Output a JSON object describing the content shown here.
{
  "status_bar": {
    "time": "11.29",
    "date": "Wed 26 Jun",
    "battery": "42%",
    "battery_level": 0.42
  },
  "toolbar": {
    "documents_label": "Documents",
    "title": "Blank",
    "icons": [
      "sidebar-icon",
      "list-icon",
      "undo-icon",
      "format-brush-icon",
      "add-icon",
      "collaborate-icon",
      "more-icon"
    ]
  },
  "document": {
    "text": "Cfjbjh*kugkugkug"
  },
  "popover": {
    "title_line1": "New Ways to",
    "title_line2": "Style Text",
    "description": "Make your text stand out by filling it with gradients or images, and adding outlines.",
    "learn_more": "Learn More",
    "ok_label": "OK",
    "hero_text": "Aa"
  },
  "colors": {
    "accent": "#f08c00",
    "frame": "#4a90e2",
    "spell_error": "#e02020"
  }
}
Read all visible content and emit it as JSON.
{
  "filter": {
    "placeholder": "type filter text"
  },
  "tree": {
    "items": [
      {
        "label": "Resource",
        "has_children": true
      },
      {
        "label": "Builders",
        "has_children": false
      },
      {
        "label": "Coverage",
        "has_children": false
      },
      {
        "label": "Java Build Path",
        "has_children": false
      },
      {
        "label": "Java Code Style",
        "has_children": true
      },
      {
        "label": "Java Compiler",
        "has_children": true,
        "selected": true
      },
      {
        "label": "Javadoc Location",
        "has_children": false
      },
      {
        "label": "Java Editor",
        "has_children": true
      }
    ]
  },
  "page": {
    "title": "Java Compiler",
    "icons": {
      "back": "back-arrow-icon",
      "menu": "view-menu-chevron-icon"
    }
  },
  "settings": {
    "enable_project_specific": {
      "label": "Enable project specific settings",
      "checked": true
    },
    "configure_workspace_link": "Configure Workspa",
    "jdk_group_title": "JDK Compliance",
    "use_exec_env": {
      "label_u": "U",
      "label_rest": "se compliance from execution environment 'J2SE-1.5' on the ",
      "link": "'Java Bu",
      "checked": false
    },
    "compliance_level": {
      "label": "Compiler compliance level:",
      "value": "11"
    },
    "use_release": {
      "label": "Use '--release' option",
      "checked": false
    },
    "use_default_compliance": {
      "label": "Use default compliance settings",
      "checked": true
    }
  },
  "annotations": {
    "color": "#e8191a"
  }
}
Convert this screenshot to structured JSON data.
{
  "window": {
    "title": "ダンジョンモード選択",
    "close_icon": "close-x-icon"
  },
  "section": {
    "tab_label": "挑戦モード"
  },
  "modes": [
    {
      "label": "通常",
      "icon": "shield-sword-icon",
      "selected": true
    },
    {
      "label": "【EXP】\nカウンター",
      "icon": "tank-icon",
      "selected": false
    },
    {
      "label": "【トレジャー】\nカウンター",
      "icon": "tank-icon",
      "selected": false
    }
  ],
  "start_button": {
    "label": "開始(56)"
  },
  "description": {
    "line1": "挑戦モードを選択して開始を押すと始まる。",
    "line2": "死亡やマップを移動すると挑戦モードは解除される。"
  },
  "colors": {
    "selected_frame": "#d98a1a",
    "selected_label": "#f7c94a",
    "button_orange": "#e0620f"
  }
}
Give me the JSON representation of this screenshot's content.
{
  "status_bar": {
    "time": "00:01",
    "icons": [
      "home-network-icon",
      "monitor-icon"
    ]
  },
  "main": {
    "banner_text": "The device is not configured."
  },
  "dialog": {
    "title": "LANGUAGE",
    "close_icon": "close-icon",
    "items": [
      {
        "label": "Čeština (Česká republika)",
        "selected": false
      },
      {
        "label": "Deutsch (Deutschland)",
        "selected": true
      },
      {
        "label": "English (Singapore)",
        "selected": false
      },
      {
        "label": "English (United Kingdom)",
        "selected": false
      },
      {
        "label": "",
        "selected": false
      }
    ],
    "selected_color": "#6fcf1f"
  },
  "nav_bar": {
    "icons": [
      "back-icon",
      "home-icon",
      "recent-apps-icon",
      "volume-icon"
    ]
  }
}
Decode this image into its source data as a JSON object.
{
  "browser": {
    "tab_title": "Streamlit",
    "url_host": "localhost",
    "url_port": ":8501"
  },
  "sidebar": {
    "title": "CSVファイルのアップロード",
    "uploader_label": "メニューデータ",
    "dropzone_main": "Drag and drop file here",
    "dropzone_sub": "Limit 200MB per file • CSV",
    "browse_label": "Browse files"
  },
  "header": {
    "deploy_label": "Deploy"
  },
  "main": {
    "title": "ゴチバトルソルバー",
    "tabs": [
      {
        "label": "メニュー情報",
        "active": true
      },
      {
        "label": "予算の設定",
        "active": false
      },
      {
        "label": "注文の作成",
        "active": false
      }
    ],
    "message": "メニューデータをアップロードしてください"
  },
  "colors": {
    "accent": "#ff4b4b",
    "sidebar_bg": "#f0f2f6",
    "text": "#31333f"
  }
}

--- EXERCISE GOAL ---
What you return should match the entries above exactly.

--- OUTPUT OF THE TASK ---
Output a JSON object describing the content shown here.
{
  "status_bar": {
    "time": "11.29",
    "date": "Wed 26 Jun",
    "battery": "42%",
    "battery_level": 0.42
  },
  "toolbar": {
    "documents_label": "Documents",
    "title": "Blank",
    "icons": [
      "sidebar-icon",
      "list-icon",
      "undo-icon",
      "format-brush-icon",
      "add-icon",
      "collaborate-icon",
      "more-icon"
    ]
  },
  "document": {
    "text": "Cfjbjh*kugkugkug"
  },
  "popover": {
    "title_line1": "New Ways to",
    "title_line2": "Style Text",
    "description": "Make your text stand out by filling it with gradients or images, and adding outlines.",
    "learn_more": "Learn More",
    "ok_label": "OK",
    "hero_text": "Aa"
  },
  "colors": {
    "accent": "#f08c00",
    "frame": "#4a90e2",
    "spell_error": "#e02020"
  }
}
Read all visible content and emit it as JSON.
{
  "filter": {
    "placeholder": "type filter text"
  },
  "tree": {
    "items": [
      {
        "label": "Resource",
        "has_children": true
      },
      {
        "label": "Builders",
        "has_children": false
      },
      {
        "label": "Coverage",
        "has_children": false
      },
      {
        "label": "Java Build Path",
        "has_children": false
      },
      {
        "label": "Java Code Style",
        "has_children": true
      },
      {
        "label": "Java Compiler",
        "has_children": true,
        "selected": true
      },
      {
        "label": "Javadoc Location",
        "has_children": false
      },
      {
        "label": "Java Editor",
        "has_children": true
      }
    ]
  },
  "page": {
    "title": "Java Compiler",
    "icons": {
      "back": "back-arrow-icon",
      "menu": "view-menu-chevron-icon"
    }
  },
  "settings": {
    "enable_project_specific": {
      "label": "Enable project specific settings",
      "checked": true
    },
    "configure_workspace_link": "Configure Workspa",
    "jdk_group_title": "JDK Compliance",
    "use_exec_env": {
      "label_u": "U",
      "label_rest": "se compliance from execution environment 'J2SE-1.5' on the ",
      "link": "'Java Bu",
      "checked": false
    },
    "compliance_level": {
      "label": "Compiler compliance level:",
      "value": "11"
    },
    "use_release": {
      "label": "Use '--release' option",
      "checked": false
    },
    "use_default_compliance": {
      "label": "Use default compliance settings",
      "checked": true
    }
  },
  "annotations": {
    "color": "#e8191a"
  }
}
Convert this screenshot to structured JSON data.
{
  "window": {
    "title": "ダンジョンモード選択",
    "close_icon": "close-x-icon"
  },
  "section": {
    "tab_label": "挑戦モード"
  },
  "modes": [
    {
      "label": "通常",
      "icon": "shield-sword-icon",
      "selected": true
    },
    {
      "label": "【EXP】\nカウンター",
      "icon": "tank-icon",
      "selected": false
    },
    {
      "label": "【トレジャー】\nカウンター",
      "icon": "tank-icon",
      "selected": false
    }
  ],
  "start_button": {
    "label": "開始(56)"
  },
  "description": {
    "line1": "挑戦モードを選択して開始を押すと始まる。",
    "line2": "死亡やマップを移動すると挑戦モードは解除される。"
  },
  "colors": {
    "selected_frame": "#d98a1a",
    "selected_label": "#f7c94a",
    "button_orange": "#e0620f"
  }
}
Give me the JSON representation of this screenshot's content.
{
  "status_bar": {
    "time": "00:01",
    "icons": [
      "home-network-icon",
      "monitor-icon"
    ]
  },
  "main": {
    "banner_text": "The device is not configured."
  },
  "dialog": {
    "title": "LANGUAGE",
    "close_icon": "close-icon",
    "items": [
      {
        "label": "Čeština (Česká republika)",
        "selected": false
      },
      {
        "label": "Deutsch (Deutschland)",
        "selected": true
      },
      {
        "label": "English (Singapore)",
        "selected": false
      },
      {
        "label": "English (United Kingdom)",
        "selected": false
      },
      {
        "label": "",
        "selected": false
      }
    ],
    "selected_color": "#6fcf1f"
  },
  "nav_bar": {
    "icons": [
      "back-icon",
      "home-icon",
      "recent-apps-icon",
      "volume-icon"
    ]
  }
}
Decode this image into its source data as a JSON object.
{
  "browser": {
    "tab_title": "Streamlit",
    "url_host": "localhost",
    "url_port": ":8501"
  },
  "sidebar": {
    "title": "CSVファイルのアップロード",
    "uploader_label": "メニューデータ",
    "dropzone_main": "Drag and drop file here",
    "dropzone_sub": "Limit 200MB per file • CSV",
    "browse_label": "Browse files"
  },
  "header": {
    "deploy_label": "Deploy"
  },
  "main": {
    "title": "ゴチバトルソルバー",
    "tabs": [
      {
        "label": "メニュー情報",
        "active": true
      },
      {
        "label": "予算の設定",
        "active": false
      },
      {
        "label": "注文の作成",
        "active": false
      }
    ],
    "message": "メニューデータをアップロードしてください"
  },
  "colors": {
    "accent": "#ff4b4b",
    "sidebar_bg": "#f0f2f6",
    "text": "#31333f"
  }
}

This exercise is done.